[ACTION ITEM]:
Retype the entries exactly, keeping every line intact.

Data items:
::::
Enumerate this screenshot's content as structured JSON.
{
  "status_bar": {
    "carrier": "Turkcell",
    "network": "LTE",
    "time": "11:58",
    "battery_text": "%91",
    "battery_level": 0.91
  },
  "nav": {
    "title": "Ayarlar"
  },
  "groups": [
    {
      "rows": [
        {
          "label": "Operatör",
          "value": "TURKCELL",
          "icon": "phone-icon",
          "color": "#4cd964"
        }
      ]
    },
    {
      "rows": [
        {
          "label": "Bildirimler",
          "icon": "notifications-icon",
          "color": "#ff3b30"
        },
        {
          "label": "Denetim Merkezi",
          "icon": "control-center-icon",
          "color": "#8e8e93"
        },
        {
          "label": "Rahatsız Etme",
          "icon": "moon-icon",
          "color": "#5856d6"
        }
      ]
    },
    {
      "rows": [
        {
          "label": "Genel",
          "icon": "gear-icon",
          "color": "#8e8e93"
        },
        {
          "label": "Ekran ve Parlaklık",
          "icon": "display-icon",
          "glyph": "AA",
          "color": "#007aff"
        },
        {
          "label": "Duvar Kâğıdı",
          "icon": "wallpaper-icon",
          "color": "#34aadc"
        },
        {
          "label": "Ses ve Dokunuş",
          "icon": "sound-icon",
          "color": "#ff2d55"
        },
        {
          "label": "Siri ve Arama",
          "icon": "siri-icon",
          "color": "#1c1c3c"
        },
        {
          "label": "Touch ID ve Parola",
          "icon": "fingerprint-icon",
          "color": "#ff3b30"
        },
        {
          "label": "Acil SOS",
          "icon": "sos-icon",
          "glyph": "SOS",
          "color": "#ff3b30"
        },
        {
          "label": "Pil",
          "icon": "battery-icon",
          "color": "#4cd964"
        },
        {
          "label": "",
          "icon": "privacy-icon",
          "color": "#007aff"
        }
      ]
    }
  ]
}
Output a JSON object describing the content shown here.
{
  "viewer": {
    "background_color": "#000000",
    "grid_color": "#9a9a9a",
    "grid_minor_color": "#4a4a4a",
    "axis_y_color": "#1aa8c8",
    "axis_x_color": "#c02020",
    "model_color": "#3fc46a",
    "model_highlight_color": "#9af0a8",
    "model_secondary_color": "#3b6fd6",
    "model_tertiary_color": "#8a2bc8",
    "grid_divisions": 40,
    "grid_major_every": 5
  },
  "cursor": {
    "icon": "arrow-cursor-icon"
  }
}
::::
[TASK ANSWER]:
Enumerate this screenshot's content as structured JSON.
{
  "status_bar": {
    "carrier": "Turkcell",
    "network": "LTE",
    "time": "11:58",
    "battery_text": "%91",
    "battery_level": 0.91
  },
  "nav": {
    "title": "Ayarlar"
  },
  "groups": [
    {
      "rows": [
        {
          "label": "Operatör",
          "value": "TURKCELL",
          "icon": "phone-icon",
          "color": "#4cd964"
        }
      ]
    },
    {
      "rows": [
        {
          "label": "Bildirimler",
          "icon": "notifications-icon",
          "color": "#ff3b30"
        },
        {
          "label": "Denetim Merkezi",
          "icon": "control-center-icon",
          "color": "#8e8e93"
        },
        {
          "label": "Rahatsız Etme",
          "icon": "moon-icon",
          "color": "#5856d6"
        }
      ]
    },
    {
      "rows": [
        {
          "label": "Genel",
          "icon": "gear-icon",
          "color": "#8e8e93"
        },
        {
          "label": "Ekran ve Parlaklık",
          "icon": "display-icon",
          "glyph": "AA",
          "color": "#007aff"
        },
        {
          "label": "Duvar Kâğıdı",
          "icon": "wallpaper-icon",
          "color": "#34aadc"
        },
        {
          "label": "Ses ve Dokunuş",
          "icon": "sound-icon",
          "color": "#ff2d55"
        },
        {
          "label": "Siri ve Arama",
          "icon": "siri-icon",
          "color": "#1c1c3c"
        },
        {
          "label": "Touch ID ve Parola",
          "icon": "fingerprint-icon",
          "color": "#ff3b30"
        },
        {
          "label": "Acil SOS",
          "icon": "sos-icon",
          "glyph": "SOS",
          "color": "#ff3b30"
        },
        {
          "label": "Pil",
          "icon": "battery-icon",
          "color": "#4cd964"
        },
        {
          "label": "",
          "icon": "privacy-icon",
          "color": "#007aff"
        }
      ]
    }
  ]
}
Output a JSON object describing the content shown here.
{
  "viewer": {
    "background_color": "#000000",
    "grid_color": "#9a9a9a",
    "grid_minor_color": "#4a4a4a",
    "axis_y_color": "#1aa8c8",
    "axis_x_color": "#c02020",
    "model_color": "#3fc46a",
    "model_highlight_color": "#9af0a8",
    "model_secondary_color": "#3b6fd6",
    "model_tertiary_color": "#8a2bc8",
    "grid_divisions": 40,
    "grid_major_every": 5
  },
  "cursor": {
    "icon": "arrow-cursor-icon"
  }
}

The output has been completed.